Touted as one of the most competitive Oscars in recent history, wagering on winners is almost futile. Every film and actor nominated in the 'top' categories is deserving of the award. But there can only be one. And with that premise, I do believe that 'Dallas Buyers Club', Matthew McConaughey and Jared Leto should be the penultimate winners. To offer some balance (and evidence) to my view I will also look at '12 Years A Slave'.
Hands down Leto's and McConaughey's performances were by far the most technically taxing, not to mention inspirational. And yes, I know that '12 Years A Slave' was damn good too, if not disturbing, and quite deserving of some serious accolades, if it were not for Jared Leto, whose performance as an AIDS stricken cross dresser in Dallas Buyers, sealing the deal for this film.
The film dealt with archetypes that are still not honestly portrayed in Hollywood today: the homosexual and the alpha male who learns to love and respect the homosexual as he finds that he shares the same humanity as his once hated and shunned counterpart.
In essence, it is a love story. And for presenting love in such a counter-discursive approach, I believe that this film and its actors need to be given the highest recognition at the Oscars this year.
Hence, my issue with '12 Years A Slave'. The film, an adaptation of Solomon Northup's book carrying the same title, portrays the very archetypes and narratives that Hollywood valorises: slaves, slavery and surviving brutality. And that is what limits the impact of this film, at least when analysing the actors' performances and whether a sense of transcendence for its viewers could be achieved in the way that film should as a medium.

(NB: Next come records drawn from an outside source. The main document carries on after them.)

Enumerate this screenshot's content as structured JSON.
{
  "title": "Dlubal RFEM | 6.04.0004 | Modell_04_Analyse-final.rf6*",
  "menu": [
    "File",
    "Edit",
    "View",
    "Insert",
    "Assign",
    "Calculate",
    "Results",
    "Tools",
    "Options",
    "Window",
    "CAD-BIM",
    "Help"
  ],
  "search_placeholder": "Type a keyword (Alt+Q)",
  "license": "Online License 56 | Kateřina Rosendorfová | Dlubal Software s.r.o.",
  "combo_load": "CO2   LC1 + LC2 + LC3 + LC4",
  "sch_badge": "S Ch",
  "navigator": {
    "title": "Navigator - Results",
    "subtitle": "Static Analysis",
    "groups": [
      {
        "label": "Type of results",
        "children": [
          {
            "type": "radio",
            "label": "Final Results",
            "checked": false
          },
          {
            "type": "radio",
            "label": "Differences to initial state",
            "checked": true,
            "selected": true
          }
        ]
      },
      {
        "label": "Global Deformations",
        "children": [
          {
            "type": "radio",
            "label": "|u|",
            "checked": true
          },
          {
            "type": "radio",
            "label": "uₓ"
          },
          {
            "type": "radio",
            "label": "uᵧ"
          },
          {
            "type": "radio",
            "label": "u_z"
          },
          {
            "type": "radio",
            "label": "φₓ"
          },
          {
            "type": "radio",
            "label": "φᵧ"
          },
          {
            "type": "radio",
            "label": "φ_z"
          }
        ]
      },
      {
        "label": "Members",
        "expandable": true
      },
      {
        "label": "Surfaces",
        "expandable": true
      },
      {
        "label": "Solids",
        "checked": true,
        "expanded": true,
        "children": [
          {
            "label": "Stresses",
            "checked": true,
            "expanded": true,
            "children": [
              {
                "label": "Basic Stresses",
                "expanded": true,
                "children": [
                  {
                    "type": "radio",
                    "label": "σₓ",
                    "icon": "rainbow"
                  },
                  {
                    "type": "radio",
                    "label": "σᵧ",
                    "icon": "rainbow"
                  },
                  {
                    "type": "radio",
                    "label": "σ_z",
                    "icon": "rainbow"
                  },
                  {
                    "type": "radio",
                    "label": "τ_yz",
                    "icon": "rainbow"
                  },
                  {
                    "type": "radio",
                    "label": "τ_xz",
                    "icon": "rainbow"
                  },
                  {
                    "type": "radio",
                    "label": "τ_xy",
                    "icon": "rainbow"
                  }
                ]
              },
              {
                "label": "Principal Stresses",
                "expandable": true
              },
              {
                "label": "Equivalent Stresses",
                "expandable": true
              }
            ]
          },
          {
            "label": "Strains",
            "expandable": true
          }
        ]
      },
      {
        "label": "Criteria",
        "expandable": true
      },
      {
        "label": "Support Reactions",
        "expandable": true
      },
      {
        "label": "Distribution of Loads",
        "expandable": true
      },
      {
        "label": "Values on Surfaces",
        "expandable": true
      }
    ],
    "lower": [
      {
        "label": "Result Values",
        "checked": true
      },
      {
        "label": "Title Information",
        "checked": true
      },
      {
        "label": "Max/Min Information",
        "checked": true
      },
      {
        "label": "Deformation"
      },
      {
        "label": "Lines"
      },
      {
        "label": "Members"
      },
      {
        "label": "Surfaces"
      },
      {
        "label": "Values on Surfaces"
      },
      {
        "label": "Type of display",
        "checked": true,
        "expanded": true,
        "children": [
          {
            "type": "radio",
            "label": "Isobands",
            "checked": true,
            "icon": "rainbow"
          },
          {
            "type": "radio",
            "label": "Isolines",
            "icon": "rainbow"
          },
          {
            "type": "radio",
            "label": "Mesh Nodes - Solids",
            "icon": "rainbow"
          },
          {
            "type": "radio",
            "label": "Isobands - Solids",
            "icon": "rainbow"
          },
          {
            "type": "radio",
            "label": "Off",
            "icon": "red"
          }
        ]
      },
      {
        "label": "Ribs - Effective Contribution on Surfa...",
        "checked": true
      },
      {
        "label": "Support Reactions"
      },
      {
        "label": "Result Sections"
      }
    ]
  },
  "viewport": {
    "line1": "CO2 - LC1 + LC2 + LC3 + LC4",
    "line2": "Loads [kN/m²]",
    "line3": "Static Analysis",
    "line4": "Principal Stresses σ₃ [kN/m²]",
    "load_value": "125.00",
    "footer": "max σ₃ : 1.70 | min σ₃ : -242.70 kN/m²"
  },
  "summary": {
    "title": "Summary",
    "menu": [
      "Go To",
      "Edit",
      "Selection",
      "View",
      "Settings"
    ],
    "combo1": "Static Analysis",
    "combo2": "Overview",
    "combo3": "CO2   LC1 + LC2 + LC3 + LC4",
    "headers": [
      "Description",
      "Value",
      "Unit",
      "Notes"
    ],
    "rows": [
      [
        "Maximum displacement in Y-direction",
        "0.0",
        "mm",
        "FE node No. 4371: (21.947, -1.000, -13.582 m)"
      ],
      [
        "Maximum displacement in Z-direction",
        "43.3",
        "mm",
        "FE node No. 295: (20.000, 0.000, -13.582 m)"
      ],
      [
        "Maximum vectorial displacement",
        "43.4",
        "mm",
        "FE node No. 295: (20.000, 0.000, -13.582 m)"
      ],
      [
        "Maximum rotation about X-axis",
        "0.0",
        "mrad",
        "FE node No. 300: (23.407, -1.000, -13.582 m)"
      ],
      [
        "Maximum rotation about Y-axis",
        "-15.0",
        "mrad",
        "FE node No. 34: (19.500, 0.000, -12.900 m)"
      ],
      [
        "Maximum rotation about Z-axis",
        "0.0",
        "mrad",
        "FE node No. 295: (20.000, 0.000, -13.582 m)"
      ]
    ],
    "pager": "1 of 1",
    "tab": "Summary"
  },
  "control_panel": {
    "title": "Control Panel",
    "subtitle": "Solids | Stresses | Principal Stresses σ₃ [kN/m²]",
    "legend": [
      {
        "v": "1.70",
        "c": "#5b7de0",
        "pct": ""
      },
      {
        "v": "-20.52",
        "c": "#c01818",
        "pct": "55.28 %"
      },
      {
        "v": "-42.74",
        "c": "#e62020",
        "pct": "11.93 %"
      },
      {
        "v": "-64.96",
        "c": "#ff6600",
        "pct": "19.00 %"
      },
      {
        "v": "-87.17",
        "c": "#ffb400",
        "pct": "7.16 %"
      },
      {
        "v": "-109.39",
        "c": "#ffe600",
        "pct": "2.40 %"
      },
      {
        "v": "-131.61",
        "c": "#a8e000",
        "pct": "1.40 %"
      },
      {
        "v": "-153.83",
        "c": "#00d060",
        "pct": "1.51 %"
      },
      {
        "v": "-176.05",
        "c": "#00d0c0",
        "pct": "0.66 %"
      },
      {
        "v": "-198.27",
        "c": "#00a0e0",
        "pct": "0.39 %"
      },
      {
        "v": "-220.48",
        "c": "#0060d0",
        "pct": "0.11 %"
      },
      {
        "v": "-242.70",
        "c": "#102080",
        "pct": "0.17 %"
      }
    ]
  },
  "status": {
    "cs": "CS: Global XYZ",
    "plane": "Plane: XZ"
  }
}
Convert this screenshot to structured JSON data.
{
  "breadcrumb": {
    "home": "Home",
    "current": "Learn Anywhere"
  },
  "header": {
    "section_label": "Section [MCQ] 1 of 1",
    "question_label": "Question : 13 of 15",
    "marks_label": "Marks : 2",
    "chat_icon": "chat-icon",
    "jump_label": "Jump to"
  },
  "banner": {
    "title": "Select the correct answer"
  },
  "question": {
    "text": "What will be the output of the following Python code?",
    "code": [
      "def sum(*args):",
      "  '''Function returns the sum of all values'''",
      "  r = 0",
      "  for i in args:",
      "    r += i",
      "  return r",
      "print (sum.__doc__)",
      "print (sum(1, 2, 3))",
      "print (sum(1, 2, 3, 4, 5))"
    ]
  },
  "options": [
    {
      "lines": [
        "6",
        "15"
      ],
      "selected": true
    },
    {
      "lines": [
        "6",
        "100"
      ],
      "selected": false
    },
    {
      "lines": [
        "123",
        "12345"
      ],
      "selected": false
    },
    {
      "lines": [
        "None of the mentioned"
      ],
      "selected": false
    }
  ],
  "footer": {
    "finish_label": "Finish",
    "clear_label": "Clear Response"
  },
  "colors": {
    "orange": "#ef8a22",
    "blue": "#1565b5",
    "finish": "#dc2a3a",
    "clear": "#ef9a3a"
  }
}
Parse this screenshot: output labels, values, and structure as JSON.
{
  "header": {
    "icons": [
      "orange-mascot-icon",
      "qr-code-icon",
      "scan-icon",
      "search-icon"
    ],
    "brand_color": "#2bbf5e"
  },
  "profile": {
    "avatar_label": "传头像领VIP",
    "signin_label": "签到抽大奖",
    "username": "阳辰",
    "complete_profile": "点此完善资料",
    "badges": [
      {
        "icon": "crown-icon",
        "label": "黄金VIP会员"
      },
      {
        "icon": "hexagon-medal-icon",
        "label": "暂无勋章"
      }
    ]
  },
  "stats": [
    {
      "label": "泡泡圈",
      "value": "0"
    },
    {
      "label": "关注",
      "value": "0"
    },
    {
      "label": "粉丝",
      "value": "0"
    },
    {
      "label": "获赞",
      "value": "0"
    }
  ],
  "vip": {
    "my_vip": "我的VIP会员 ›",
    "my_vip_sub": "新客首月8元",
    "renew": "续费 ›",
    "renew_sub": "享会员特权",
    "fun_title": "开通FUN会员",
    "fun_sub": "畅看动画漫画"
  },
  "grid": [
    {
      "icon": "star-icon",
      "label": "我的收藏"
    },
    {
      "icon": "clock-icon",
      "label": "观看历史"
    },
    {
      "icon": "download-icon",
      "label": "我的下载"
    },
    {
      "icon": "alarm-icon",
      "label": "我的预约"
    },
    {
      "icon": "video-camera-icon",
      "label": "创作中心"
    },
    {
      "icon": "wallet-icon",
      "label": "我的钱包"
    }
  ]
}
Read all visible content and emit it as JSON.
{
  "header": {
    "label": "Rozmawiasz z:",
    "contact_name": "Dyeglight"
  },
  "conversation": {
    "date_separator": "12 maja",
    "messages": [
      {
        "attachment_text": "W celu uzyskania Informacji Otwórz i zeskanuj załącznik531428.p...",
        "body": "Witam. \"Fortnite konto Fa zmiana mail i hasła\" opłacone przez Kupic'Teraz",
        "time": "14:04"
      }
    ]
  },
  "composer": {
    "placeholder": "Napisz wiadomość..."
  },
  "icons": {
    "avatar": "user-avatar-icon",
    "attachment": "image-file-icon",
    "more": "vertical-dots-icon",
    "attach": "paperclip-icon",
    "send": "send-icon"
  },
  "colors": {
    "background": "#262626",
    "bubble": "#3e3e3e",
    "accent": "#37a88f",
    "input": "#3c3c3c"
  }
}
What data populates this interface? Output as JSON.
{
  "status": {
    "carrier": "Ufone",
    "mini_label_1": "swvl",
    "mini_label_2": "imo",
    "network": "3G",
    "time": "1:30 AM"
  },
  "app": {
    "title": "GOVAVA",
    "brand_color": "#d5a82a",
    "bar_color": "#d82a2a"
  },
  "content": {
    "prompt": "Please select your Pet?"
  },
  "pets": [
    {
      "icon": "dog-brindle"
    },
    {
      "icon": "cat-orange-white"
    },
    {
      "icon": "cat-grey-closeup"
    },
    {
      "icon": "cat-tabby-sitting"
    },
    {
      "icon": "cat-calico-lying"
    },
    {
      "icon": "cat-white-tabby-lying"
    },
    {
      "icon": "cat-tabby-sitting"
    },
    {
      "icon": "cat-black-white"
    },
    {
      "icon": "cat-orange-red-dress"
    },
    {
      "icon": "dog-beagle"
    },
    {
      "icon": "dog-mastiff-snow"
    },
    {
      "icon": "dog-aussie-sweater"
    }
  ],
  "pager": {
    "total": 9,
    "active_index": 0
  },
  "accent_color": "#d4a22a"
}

If black actors are limited to one time period in which they can only be portrayed slaves, for the true archetypes and narrative bound up in '12 Years A Slave', that is, hero/heroine and overcoming incomprehensible adversity, to be portrayed, then what is the point of black actors and film in Hollywood? Why can't the black actors' talent and presence on the screen do the very thing that morales of stories should do on film- transcend? The morale of the story is meant to transcend the screen and be taken away by the viewer. Likewise the race of the actor should be able to transcend one time period in that race's history so that the underlying narrative of overcoming incomprehensible adversity, in this case, can be portrayed with legitimacy outside of the paradigm of slavery.
I understand why it is always couched in slavery. It is a highly emotional and still felt experience today that always guarantees a strong response. But I am tired of Hollywood, and the black community falling back on
slavery to do what is the responsibility of every actor- inspire and transcend.
Petra Marie…Inspired Be